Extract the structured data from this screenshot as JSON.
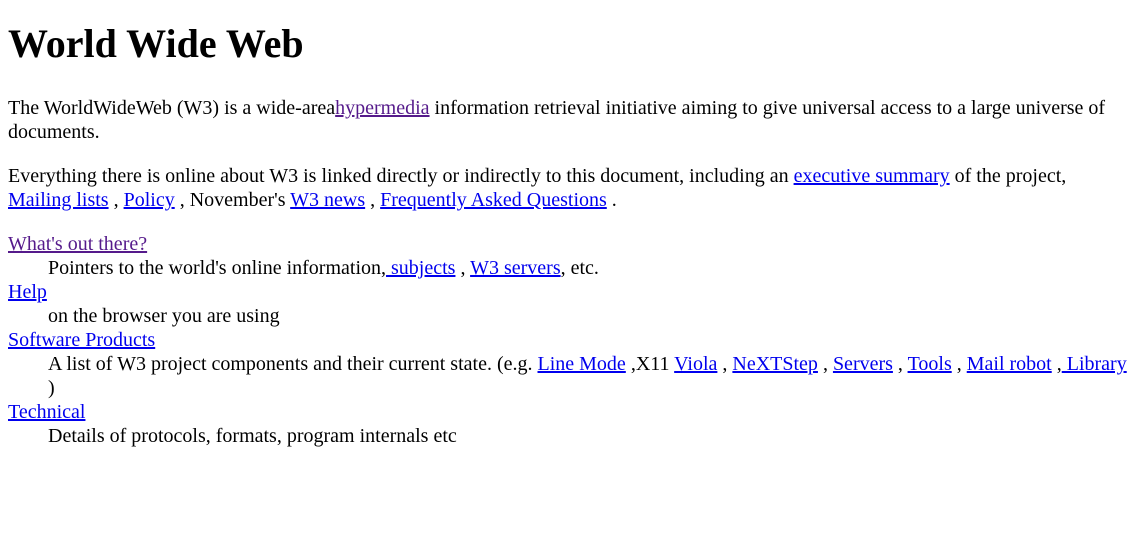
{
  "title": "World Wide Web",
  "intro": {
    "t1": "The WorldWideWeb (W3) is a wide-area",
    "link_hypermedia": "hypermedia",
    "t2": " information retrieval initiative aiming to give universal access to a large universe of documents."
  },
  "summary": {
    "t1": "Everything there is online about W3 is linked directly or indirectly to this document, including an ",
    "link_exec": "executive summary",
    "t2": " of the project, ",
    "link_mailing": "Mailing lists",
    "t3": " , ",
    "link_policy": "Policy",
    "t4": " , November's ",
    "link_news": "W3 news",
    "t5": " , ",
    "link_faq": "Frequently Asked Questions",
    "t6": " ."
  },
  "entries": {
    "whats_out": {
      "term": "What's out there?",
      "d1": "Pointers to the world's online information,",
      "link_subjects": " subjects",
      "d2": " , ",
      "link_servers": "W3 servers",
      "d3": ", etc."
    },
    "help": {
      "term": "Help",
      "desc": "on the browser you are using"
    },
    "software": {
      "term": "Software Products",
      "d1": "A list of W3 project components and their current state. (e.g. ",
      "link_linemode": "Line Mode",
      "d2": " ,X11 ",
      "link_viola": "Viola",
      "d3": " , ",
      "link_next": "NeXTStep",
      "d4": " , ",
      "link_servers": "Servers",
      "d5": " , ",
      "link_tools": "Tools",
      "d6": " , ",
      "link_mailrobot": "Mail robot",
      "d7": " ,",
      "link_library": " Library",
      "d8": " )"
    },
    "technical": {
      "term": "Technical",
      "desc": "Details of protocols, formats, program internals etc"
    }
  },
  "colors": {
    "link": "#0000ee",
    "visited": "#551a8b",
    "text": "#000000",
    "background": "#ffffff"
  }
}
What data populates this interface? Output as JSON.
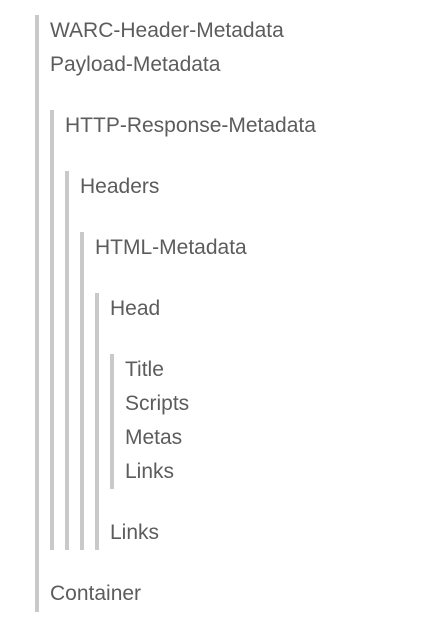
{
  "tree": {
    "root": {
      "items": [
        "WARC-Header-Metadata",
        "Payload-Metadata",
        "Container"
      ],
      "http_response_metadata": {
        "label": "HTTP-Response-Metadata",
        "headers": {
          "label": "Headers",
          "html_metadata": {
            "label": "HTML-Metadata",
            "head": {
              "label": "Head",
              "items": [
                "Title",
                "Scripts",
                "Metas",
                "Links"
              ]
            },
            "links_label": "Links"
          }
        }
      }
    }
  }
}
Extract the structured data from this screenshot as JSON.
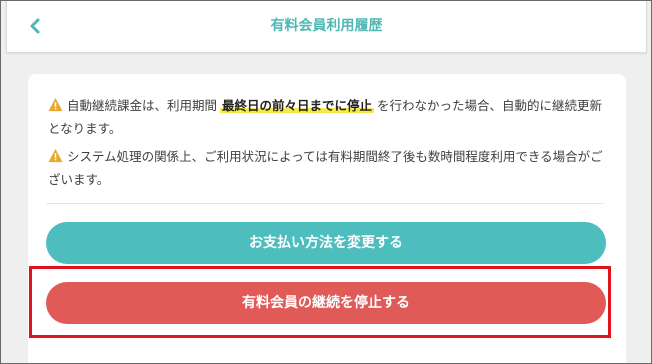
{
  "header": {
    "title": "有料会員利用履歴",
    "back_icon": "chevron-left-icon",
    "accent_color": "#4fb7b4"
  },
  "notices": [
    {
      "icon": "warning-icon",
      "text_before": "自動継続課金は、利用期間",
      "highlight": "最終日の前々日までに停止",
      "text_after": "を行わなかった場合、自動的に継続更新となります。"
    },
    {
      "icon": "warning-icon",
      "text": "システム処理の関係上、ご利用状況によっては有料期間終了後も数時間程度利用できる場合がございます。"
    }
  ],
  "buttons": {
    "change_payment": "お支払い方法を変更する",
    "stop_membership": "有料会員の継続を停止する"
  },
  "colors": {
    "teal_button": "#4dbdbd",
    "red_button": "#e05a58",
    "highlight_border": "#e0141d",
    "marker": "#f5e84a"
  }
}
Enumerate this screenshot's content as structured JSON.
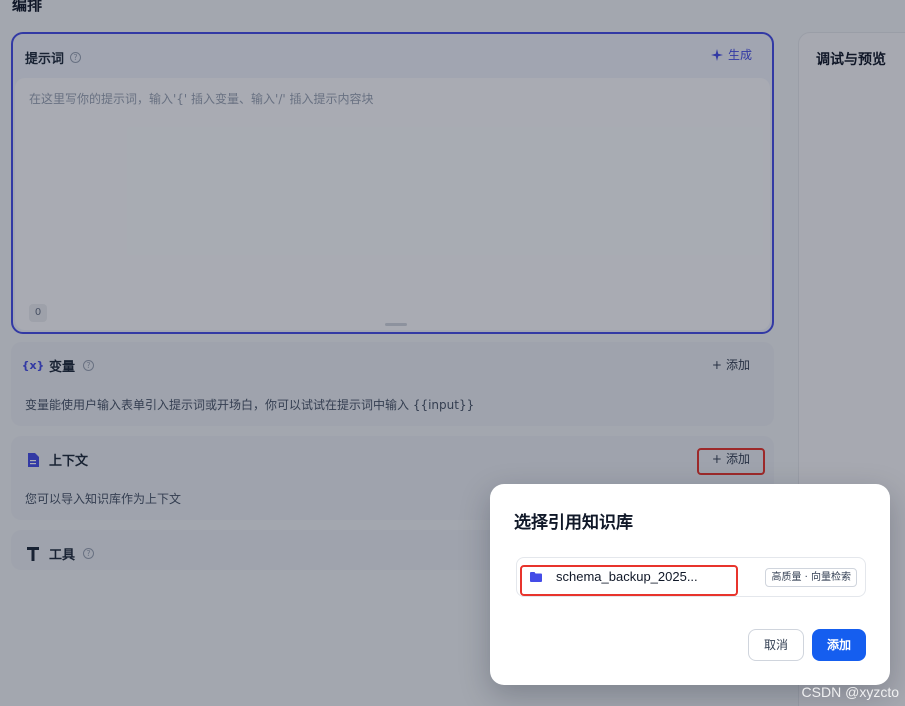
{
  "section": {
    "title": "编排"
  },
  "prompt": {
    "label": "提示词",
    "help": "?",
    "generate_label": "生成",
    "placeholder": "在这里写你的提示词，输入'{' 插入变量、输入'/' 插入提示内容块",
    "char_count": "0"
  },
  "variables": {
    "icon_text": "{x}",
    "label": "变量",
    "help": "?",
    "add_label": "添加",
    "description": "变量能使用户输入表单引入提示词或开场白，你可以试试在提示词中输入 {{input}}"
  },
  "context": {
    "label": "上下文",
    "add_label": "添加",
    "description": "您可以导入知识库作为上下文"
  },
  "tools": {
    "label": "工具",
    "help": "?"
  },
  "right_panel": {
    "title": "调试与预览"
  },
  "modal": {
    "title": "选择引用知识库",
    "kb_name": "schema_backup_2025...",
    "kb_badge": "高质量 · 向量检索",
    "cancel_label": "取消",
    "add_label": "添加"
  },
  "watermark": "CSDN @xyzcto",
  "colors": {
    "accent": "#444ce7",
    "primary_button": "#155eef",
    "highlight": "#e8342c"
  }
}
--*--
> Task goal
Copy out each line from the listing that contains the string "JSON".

> Answer area
Extract the structured data from this screenshot as JSON.
What data populates this interface? Output as JSON.
Extract the structured data from this screenshot as JSON.
Enumerate this screenshot's content as structured JSON.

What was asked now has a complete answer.